Suppose we decide that we want to perform an act of altruism—an act that is essentially other-oriented. The question we will almost inevitably ask ourselves at that point is (some form of): “Am I certain that I’m actually doing this for you?” Yet it is in the very act of asking that question that we negate the possibility of altruism—for by asking the question, we have taken an act that should have been entirely about “you” and have preceded it with an “I.” How ironic: the person who stops to think about the purity of his motives before giving is in fact the least capable of acting for the sake of another; in thinking about his motives he is, ipso facto, thinking about himself. Others see an elderly lady that needs help crossing the street and rush immediately to her aid without thinking twice. The would-be altruist, however, is not among them. Before he can offer his assistance, he needs to make sure that his motives are entirely sincere. He needs to purge his soul of any bit of human emotion or any shred of self-interest that might taint the quality of his giving. Only then is he ready to give. But it’s too late by that point. While he’s been busy engaging in altruistic introspection, the light has changed, the street’s been crossed, and the lady is already around the block.

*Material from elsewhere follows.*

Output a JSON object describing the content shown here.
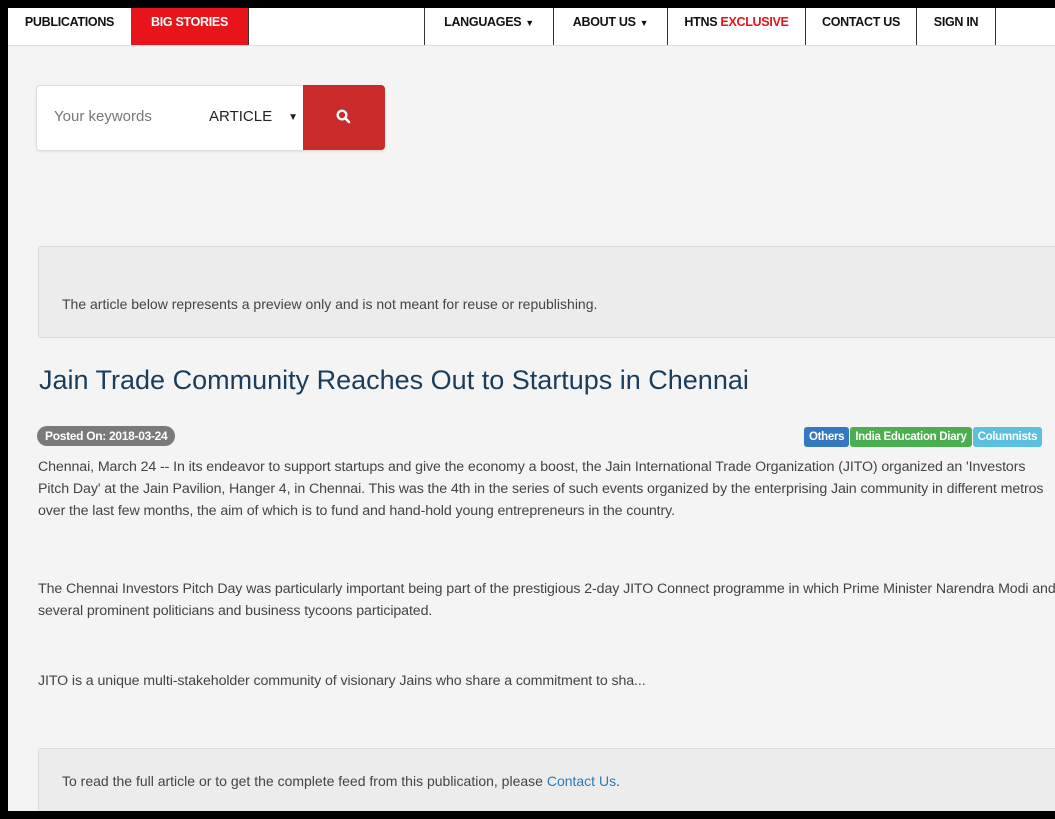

In the final analysis, it is the intellectualization of the act of giving that undermines its sincerity more than anything else. As long as we are philosophizing about our giving, we are, by definition, focused on ourselves. Yet giving that is directed towards the other is not about process. It is—as R. Elchonon highlights for us—ultimately about outcome. And so, paradoxically, the way we solve the problem of altruism is by sidestepping it altogether.
A parent needs us to clean the garage? A sibling needs help with his or her homework? A group of patients needs somebody to visit them in the hospital? So then we should run to do the chesed! How it makes us feel or how it contributes to our own spiritual growth or how it advances our own material interests is irrelevant and only serves to distract us from the task at hand. What is relevant is that there is a need here that we are in a position to fill. And if it is truly the other person that we care about, then we will use whatever means (and whatever motivations) necessary to ensure that that need is filled. As real altruists, we won’t deprive others of a chesed because we doubt whether it’s “pure” enough. We’ll give it, graciously and wholeheartedly, because that’s what the situation calls for.
[i] Compare—l’havdil—Immanuel Kant’s comments his Grounding for the Metaphysics of Morals:
There are some souls so sympathetically attuned that, even without any other motive of vanity or utility to self, take an inner gratification in spreading joy around them, and can take delight in the contentment of others [for this reason alone]. But I assert that in such a case the action, although it may conform to duty, and however amiable it is, nevertheless has no true moral worth, but is on the same footing as other inclinations, e.g., the inclination to honor, which, when it encounters something that in fact also happens to serve the common good and is in conformity with duty, and is thus worthy of honor – [such an action] deserves praise and encouragement, but not esteem; for the maxim lacks moral content inasmuch as it was done from inclination [i.e. sentiment, feeling, sympathy…] but not duty…
[ii] This is not to suggest, however, that one who knows that he has a duty to act a certain way will necessarily act that way. It is just as naïve to assume that reason will always compel us to “do the right thing” as it is to assume that our emotions will always compel us to do the right thing. Human psychology is such that we must direct both faculties towards ethical behavior, because neither one alone will prevail upon us 100% of the time.